Thankfully, given the profession I have chosen, it’s good to be here. The art scene and support in Singapore are definitely much better than back home.
DO YOU FEEL ENOUGH LOCAL PEOPLE APPRECIATE AND SUPPORT THE ARTS HERE?
I would say just enough to make a living. But you need to be a very hardworking artist to survive. It can be really tough.
WHAT INSPIRES YOU AND YOUR WORK?
Sometimes, it is the material; sometimes, it is the subject. Ultimately, it’s the process. I spend a lot of time experimenting. It’s these experimentations that really contribute to the final work.
YOU DABBLE ACROSS MANY MEDIUMS BUT IS THERE ONE YOU ENJOY THE MOST?
I hate to stick to just one! Honestly, I do not have a preference. I feel stagnant and unmotivated if I keep doing the same thing over and over again without a breakthrough. Using different mediums challenges me and gets my mind going. And that is why I want to make art in the first place. I have so many ideas and thoughts that I want to translate them into tangible creations.
WHAT ARE YOU WORKING ON THAT WE SHOULD LOOK OUT FOR IN 2022?
I’ve recently unveiled a show called 36 x miun. It is a collaboration that was launched late last year. I worked with 8 Storytree to create 35mm films that have been pre-exposed with the eye illustrations I have done. You can buy the film from 8Storytree to make your own artworks.

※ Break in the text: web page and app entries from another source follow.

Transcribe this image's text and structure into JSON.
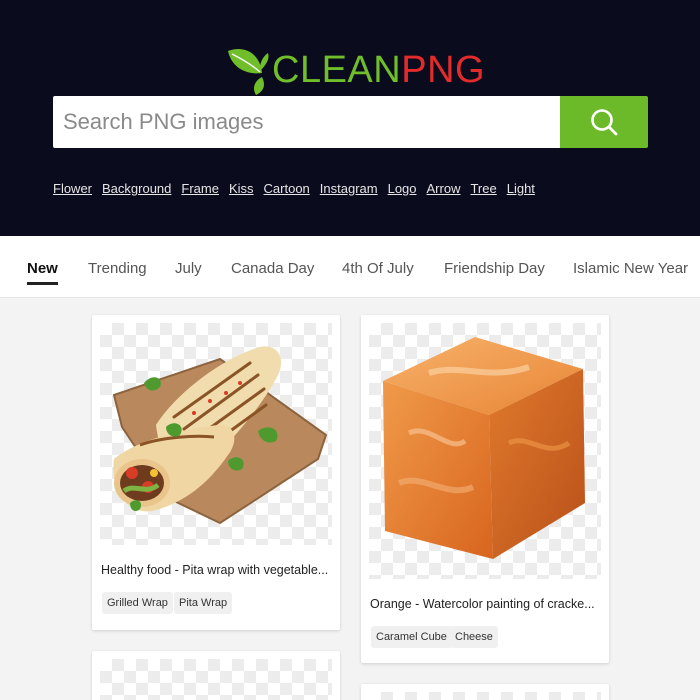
{
  "brand": {
    "clean": "CLEAN",
    "png": "PNG"
  },
  "search": {
    "placeholder": "Search PNG images",
    "icon": "search-icon"
  },
  "quick_links": [
    "Flower",
    "Background",
    "Frame",
    "Kiss",
    "Cartoon",
    "Instagram",
    "Logo",
    "Arrow",
    "Tree",
    "Light"
  ],
  "tabs": [
    "New",
    "Trending",
    "July",
    "Canada Day",
    "4th Of July",
    "Friendship Day",
    "Islamic New Year"
  ],
  "active_tab": "New",
  "cards": [
    {
      "title": "Healthy food - Pita wrap with vegetable...",
      "tags": [
        "Grilled Wrap",
        "Pita Wrap"
      ]
    },
    {
      "title": "Orange - Watercolor painting of cracke...",
      "tags": [
        "Caramel Cube",
        "Cheese"
      ]
    }
  ],
  "colors": {
    "header_bg": "#0b0b1e",
    "accent_green": "#6cb92a",
    "brand_red": "#e32b2b"
  }
}
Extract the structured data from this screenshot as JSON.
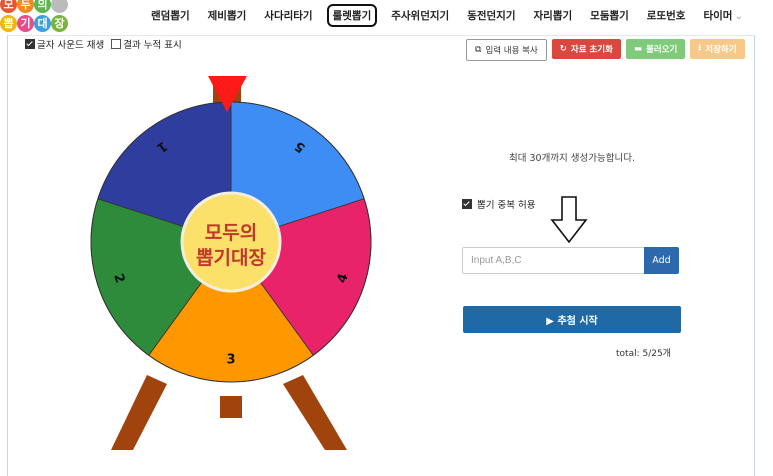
{
  "logo": {
    "chars": [
      {
        "ch": "모",
        "color": "#e8542e"
      },
      {
        "ch": "두",
        "color": "#f08a20"
      },
      {
        "ch": "의",
        "color": "#5ab54a"
      },
      {
        "ch": "",
        "color": "#bbbbbb"
      },
      {
        "ch": "뽑",
        "color": "#f5b40f"
      },
      {
        "ch": "기",
        "color": "#e84c8b"
      },
      {
        "ch": "대",
        "color": "#3da0dc"
      },
      {
        "ch": "장",
        "color": "#7ab53b"
      }
    ]
  },
  "nav": {
    "items": [
      {
        "label": "랜덤뽑기",
        "active": false
      },
      {
        "label": "제비뽑기",
        "active": false
      },
      {
        "label": "사다리타기",
        "active": false
      },
      {
        "label": "룰렛뽑기",
        "active": true
      },
      {
        "label": "주사위던지기",
        "active": false
      },
      {
        "label": "동전던지기",
        "active": false
      },
      {
        "label": "자리뽑기",
        "active": false
      },
      {
        "label": "모둠뽑기",
        "active": false
      },
      {
        "label": "로또번호",
        "active": false
      },
      {
        "label": "타이머",
        "active": false
      }
    ],
    "more_chevron": "⌄"
  },
  "options": {
    "sound_label": "글자 사운드 재생",
    "sound_checked": true,
    "cumulative_label": "결과 누적 표시",
    "cumulative_checked": false
  },
  "toolbar": {
    "copy_label": "입력 내용 복사",
    "reset_label": "자료 초기화",
    "load_label": "불러오기",
    "save_label": "저장하기"
  },
  "wheel": {
    "center_text_line1": "모두의",
    "center_text_line2": "뽑기대장",
    "segments": [
      {
        "label": "5",
        "color": "#3d8df5"
      },
      {
        "label": "4",
        "color": "#e8236a"
      },
      {
        "label": "3",
        "color": "#ff9800"
      },
      {
        "label": "2",
        "color": "#2e8b3c"
      },
      {
        "label": "1",
        "color": "#2f3d9e"
      }
    ],
    "pointer_color": "#ff1a1a",
    "stand_color": "#a0430d"
  },
  "panel": {
    "max_text": "최대 30개까지 생성가능합니다.",
    "dup_label": "뽑기 중복 허용",
    "dup_checked": true,
    "input_placeholder": "Input A,B,C",
    "add_label": "Add",
    "start_label": "▶ 추첨 시작",
    "total_text": "total: 5/25개"
  }
}
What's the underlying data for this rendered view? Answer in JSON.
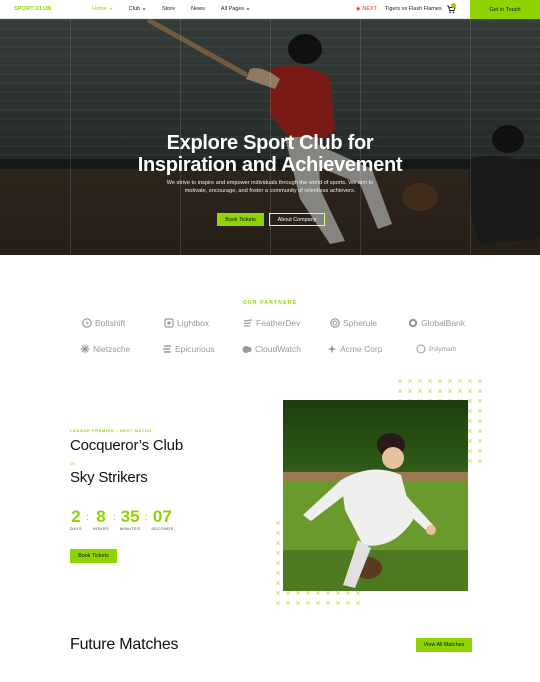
{
  "nav": {
    "logo": "SPORT CLUB",
    "menu": [
      "Home",
      "Club",
      "Store",
      "News",
      "All Pages"
    ],
    "ticker_label": "NEXT",
    "ticker_text": "Tigers vs Flash Flames",
    "cta": "Get in Touch"
  },
  "hero": {
    "title_line1": "Explore Sport Club for",
    "title_line2": "Inspiration and Achievement",
    "subtitle_line1": "We strive to inspire and empower individuals through the world of sports. We aim to",
    "subtitle_line2": "motivate, encourage, and foster a community of relentless achievers.",
    "btn_primary": "Book Tickets",
    "btn_secondary": "About Company"
  },
  "partners": {
    "label": "OUR PARTNERS",
    "row1": [
      "Boltshift",
      "Lightbox",
      "FeatherDev",
      "Spherule",
      "GlobalBank"
    ],
    "row2": [
      "Nietzsche",
      "Epicurious",
      "CloudWatch",
      "Acme Corp",
      "Polymath"
    ]
  },
  "match": {
    "kicker": "LEAGUE PREMIER • NEXT MATCH",
    "team1": "Cocqueror’s Club",
    "vs": "VS",
    "team2": "Sky Strikers",
    "countdown": [
      {
        "value": "2",
        "label": "DAYS"
      },
      {
        "value": "8",
        "label": "HOURS"
      },
      {
        "value": "35",
        "label": "MINUTES"
      },
      {
        "value": "07",
        "label": "SECONDS"
      }
    ],
    "btn": "Book Tickets"
  },
  "future": {
    "title": "Future Matches",
    "btn": "View All Matches"
  },
  "colors": {
    "accent": "#8fd400",
    "live": "#e6312a",
    "partner_gray": "#9a9a9a"
  }
}
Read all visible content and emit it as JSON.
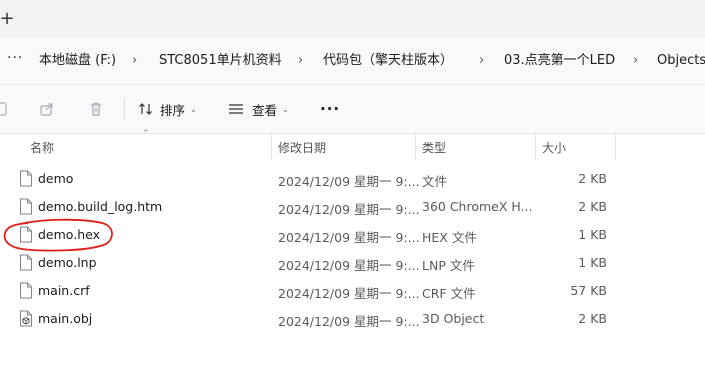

I am also working on something really personal this year. Can’t say more right now. Stay tuned.